# [Exercise goal]
Write down each entry precisely as given.

*** Supplied records ***

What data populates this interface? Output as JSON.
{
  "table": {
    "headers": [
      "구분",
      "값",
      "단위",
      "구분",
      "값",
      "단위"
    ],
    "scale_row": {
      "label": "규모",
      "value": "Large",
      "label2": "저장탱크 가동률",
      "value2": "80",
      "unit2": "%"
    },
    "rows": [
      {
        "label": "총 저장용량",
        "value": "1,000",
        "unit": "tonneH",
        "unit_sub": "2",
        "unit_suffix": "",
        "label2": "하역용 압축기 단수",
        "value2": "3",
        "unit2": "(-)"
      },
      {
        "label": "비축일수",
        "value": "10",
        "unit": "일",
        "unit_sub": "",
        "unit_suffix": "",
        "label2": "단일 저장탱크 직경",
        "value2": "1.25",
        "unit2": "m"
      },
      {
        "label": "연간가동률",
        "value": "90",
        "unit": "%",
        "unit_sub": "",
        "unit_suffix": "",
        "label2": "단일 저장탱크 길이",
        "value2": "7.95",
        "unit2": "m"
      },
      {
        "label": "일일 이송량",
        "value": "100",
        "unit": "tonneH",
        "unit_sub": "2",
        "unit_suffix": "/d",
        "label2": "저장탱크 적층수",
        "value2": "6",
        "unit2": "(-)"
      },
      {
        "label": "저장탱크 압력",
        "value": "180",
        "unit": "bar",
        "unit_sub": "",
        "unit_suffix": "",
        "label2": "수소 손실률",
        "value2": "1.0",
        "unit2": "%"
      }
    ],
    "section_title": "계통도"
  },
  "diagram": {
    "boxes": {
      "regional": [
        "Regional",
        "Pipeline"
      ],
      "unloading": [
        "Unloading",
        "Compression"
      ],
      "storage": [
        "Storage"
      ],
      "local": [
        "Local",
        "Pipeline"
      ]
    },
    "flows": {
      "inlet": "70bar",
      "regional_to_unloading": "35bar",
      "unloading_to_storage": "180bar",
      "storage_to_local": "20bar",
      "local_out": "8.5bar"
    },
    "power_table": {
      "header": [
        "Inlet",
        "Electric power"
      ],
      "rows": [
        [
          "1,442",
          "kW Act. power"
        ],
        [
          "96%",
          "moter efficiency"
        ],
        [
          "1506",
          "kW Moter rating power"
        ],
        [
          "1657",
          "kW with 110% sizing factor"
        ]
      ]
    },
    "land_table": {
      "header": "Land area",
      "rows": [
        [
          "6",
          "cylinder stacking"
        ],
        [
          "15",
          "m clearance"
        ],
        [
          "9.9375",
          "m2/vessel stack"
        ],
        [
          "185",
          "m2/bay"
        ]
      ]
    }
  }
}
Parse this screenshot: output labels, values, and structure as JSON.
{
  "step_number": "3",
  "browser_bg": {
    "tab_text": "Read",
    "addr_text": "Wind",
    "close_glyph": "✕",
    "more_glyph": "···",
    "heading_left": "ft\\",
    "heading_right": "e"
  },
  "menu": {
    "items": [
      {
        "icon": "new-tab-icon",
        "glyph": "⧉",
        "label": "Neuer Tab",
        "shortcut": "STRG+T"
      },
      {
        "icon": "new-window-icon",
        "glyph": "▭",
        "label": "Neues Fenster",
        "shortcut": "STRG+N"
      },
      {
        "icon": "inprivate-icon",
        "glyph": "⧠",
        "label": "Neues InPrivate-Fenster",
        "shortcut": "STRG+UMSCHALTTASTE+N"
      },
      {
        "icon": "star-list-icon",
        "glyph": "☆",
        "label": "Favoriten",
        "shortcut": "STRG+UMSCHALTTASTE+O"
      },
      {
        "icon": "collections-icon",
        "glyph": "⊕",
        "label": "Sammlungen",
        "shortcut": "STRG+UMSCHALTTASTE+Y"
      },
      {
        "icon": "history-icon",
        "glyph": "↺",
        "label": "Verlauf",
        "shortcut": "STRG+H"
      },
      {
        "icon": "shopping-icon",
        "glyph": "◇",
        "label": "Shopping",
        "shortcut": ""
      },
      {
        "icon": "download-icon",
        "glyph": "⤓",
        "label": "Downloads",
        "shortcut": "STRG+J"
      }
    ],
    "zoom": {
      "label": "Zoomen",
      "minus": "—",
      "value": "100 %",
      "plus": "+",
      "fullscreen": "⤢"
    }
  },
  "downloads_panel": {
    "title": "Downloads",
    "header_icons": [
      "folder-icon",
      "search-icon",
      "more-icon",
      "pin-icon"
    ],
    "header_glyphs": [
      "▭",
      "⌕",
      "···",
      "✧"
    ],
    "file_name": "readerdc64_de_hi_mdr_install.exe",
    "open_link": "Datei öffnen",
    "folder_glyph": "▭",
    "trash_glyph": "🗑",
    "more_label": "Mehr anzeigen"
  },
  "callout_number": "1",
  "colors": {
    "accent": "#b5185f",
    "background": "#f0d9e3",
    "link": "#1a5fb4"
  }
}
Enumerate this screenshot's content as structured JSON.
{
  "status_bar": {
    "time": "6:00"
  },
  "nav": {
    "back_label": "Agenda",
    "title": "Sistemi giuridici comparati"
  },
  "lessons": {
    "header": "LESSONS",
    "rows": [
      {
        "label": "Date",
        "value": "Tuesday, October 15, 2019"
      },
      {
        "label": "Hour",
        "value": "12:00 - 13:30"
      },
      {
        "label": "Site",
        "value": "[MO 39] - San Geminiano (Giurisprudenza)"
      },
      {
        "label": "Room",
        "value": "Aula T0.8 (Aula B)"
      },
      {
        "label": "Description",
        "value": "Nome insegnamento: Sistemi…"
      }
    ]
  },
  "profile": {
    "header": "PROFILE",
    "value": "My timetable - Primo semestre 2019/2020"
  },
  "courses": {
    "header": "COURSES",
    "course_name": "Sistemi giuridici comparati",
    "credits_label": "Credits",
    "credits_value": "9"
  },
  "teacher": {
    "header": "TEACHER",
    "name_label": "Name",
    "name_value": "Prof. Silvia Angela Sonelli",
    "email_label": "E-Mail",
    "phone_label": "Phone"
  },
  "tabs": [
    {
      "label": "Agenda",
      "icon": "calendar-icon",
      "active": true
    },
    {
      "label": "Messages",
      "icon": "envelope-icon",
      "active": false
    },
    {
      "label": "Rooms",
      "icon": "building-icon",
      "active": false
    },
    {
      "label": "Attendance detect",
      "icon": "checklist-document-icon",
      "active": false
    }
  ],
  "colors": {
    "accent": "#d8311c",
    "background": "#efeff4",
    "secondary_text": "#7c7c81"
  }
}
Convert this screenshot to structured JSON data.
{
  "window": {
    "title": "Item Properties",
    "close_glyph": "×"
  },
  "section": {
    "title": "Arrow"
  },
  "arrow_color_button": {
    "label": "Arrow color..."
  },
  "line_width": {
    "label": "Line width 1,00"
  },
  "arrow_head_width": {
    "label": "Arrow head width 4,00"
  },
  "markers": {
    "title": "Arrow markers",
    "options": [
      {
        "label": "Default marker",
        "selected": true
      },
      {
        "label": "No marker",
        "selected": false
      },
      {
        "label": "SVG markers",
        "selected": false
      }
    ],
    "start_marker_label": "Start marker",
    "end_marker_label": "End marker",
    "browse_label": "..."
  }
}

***

# [Result of the exercise]
What data populates this interface? Output as JSON.
{
  "table": {
    "headers": [
      "구분",
      "값",
      "단위",
      "구분",
      "값",
      "단위"
    ],
    "scale_row": {
      "label": "규모",
      "value": "Large",
      "label2": "저장탱크 가동률",
      "value2": "80",
      "unit2": "%"
    },
    "rows": [
      {
        "label": "총 저장용량",
        "value": "1,000",
        "unit": "tonneH",
        "unit_sub": "2",
        "unit_suffix": "",
        "label2": "하역용 압축기 단수",
        "value2": "3",
        "unit2": "(-)"
      },
      {
        "label": "비축일수",
        "value": "10",
        "unit": "일",
        "unit_sub": "",
        "unit_suffix": "",
        "label2": "단일 저장탱크 직경",
        "value2": "1.25",
        "unit2": "m"
      },
      {
        "label": "연간가동률",
        "value": "90",
        "unit": "%",
        "unit_sub": "",
        "unit_suffix": "",
        "label2": "단일 저장탱크 길이",
        "value2": "7.95",
        "unit2": "m"
      },
      {
        "label": "일일 이송량",
        "value": "100",
        "unit": "tonneH",
        "unit_sub": "2",
        "unit_suffix": "/d",
        "label2": "저장탱크 적층수",
        "value2": "6",
        "unit2": "(-)"
      },
      {
        "label": "저장탱크 압력",
        "value": "180",
        "unit": "bar",
        "unit_sub": "",
        "unit_suffix": "",
        "label2": "수소 손실률",
        "value2": "1.0",
        "unit2": "%"
      }
    ],
    "section_title": "계통도"
  },
  "diagram": {
    "boxes": {
      "regional": [
        "Regional",
        "Pipeline"
      ],
      "unloading": [
        "Unloading",
        "Compression"
      ],
      "storage": [
        "Storage"
      ],
      "local": [
        "Local",
        "Pipeline"
      ]
    },
    "flows": {
      "inlet": "70bar",
      "regional_to_unloading": "35bar",
      "unloading_to_storage": "180bar",
      "storage_to_local": "20bar",
      "local_out": "8.5bar"
    },
    "power_table": {
      "header": [
        "Inlet",
        "Electric power"
      ],
      "rows": [
        [
          "1,442",
          "kW Act. power"
        ],
        [
          "96%",
          "moter efficiency"
        ],
        [
          "1506",
          "kW Moter rating power"
        ],
        [
          "1657",
          "kW with 110% sizing factor"
        ]
      ]
    },
    "land_table": {
      "header": "Land area",
      "rows": [
        [
          "6",
          "cylinder stacking"
        ],
        [
          "15",
          "m clearance"
        ],
        [
          "9.9375",
          "m2/vessel stack"
        ],
        [
          "185",
          "m2/bay"
        ]
      ]
    }
  }
}
Parse this screenshot: output labels, values, and structure as JSON.
{
  "step_number": "3",
  "browser_bg": {
    "tab_text": "Read",
    "addr_text": "Wind",
    "close_glyph": "✕",
    "more_glyph": "···",
    "heading_left": "ft\\",
    "heading_right": "e"
  },
  "menu": {
    "items": [
      {
        "icon": "new-tab-icon",
        "glyph": "⧉",
        "label": "Neuer Tab",
        "shortcut": "STRG+T"
      },
      {
        "icon": "new-window-icon",
        "glyph": "▭",
        "label": "Neues Fenster",
        "shortcut": "STRG+N"
      },
      {
        "icon": "inprivate-icon",
        "glyph": "⧠",
        "label": "Neues InPrivate-Fenster",
        "shortcut": "STRG+UMSCHALTTASTE+N"
      },
      {
        "icon": "star-list-icon",
        "glyph": "☆",
        "label": "Favoriten",
        "shortcut": "STRG+UMSCHALTTASTE+O"
      },
      {
        "icon": "collections-icon",
        "glyph": "⊕",
        "label": "Sammlungen",
        "shortcut": "STRG+UMSCHALTTASTE+Y"
      },
      {
        "icon": "history-icon",
        "glyph": "↺",
        "label": "Verlauf",
        "shortcut": "STRG+H"
      },
      {
        "icon": "shopping-icon",
        "glyph": "◇",
        "label": "Shopping",
        "shortcut": ""
      },
      {
        "icon": "download-icon",
        "glyph": "⤓",
        "label": "Downloads",
        "shortcut": "STRG+J"
      }
    ],
    "zoom": {
      "label": "Zoomen",
      "minus": "—",
      "value": "100 %",
      "plus": "+",
      "fullscreen": "⤢"
    }
  },
  "downloads_panel": {
    "title": "Downloads",
    "header_icons": [
      "folder-icon",
      "search-icon",
      "more-icon",
      "pin-icon"
    ],
    "header_glyphs": [
      "▭",
      "⌕",
      "···",
      "✧"
    ],
    "file_name": "readerdc64_de_hi_mdr_install.exe",
    "open_link": "Datei öffnen",
    "folder_glyph": "▭",
    "trash_glyph": "🗑",
    "more_label": "Mehr anzeigen"
  },
  "callout_number": "1",
  "colors": {
    "accent": "#b5185f",
    "background": "#f0d9e3",
    "link": "#1a5fb4"
  }
}
Enumerate this screenshot's content as structured JSON.
{
  "status_bar": {
    "time": "6:00"
  },
  "nav": {
    "back_label": "Agenda",
    "title": "Sistemi giuridici comparati"
  },
  "lessons": {
    "header": "LESSONS",
    "rows": [
      {
        "label": "Date",
        "value": "Tuesday, October 15, 2019"
      },
      {
        "label": "Hour",
        "value": "12:00 - 13:30"
      },
      {
        "label": "Site",
        "value": "[MO 39] - San Geminiano (Giurisprudenza)"
      },
      {
        "label": "Room",
        "value": "Aula T0.8 (Aula B)"
      },
      {
        "label": "Description",
        "value": "Nome insegnamento: Sistemi…"
      }
    ]
  },
  "profile": {
    "header": "PROFILE",
    "value": "My timetable - Primo semestre 2019/2020"
  },
  "courses": {
    "header": "COURSES",
    "course_name": "Sistemi giuridici comparati",
    "credits_label": "Credits",
    "credits_value": "9"
  },
  "teacher": {
    "header": "TEACHER",
    "name_label": "Name",
    "name_value": "Prof. Silvia Angela Sonelli",
    "email_label": "E-Mail",
    "phone_label": "Phone"
  },
  "tabs": [
    {
      "label": "Agenda",
      "icon": "calendar-icon",
      "active": true
    },
    {
      "label": "Messages",
      "icon": "envelope-icon",
      "active": false
    },
    {
      "label": "Rooms",
      "icon": "building-icon",
      "active": false
    },
    {
      "label": "Attendance detect",
      "icon": "checklist-document-icon",
      "active": false
    }
  ],
  "colors": {
    "accent": "#d8311c",
    "background": "#efeff4",
    "secondary_text": "#7c7c81"
  }
}
Convert this screenshot to structured JSON data.
{
  "window": {
    "title": "Item Properties",
    "close_glyph": "×"
  },
  "section": {
    "title": "Arrow"
  },
  "arrow_color_button": {
    "label": "Arrow color..."
  },
  "line_width": {
    "label": "Line width 1,00"
  },
  "arrow_head_width": {
    "label": "Arrow head width 4,00"
  },
  "markers": {
    "title": "Arrow markers",
    "options": [
      {
        "label": "Default marker",
        "selected": true
      },
      {
        "label": "No marker",
        "selected": false
      },
      {
        "label": "SVG markers",
        "selected": false
      }
    ],
    "start_marker_label": "Start marker",
    "end_marker_label": "End marker",
    "browse_label": "..."
  }
}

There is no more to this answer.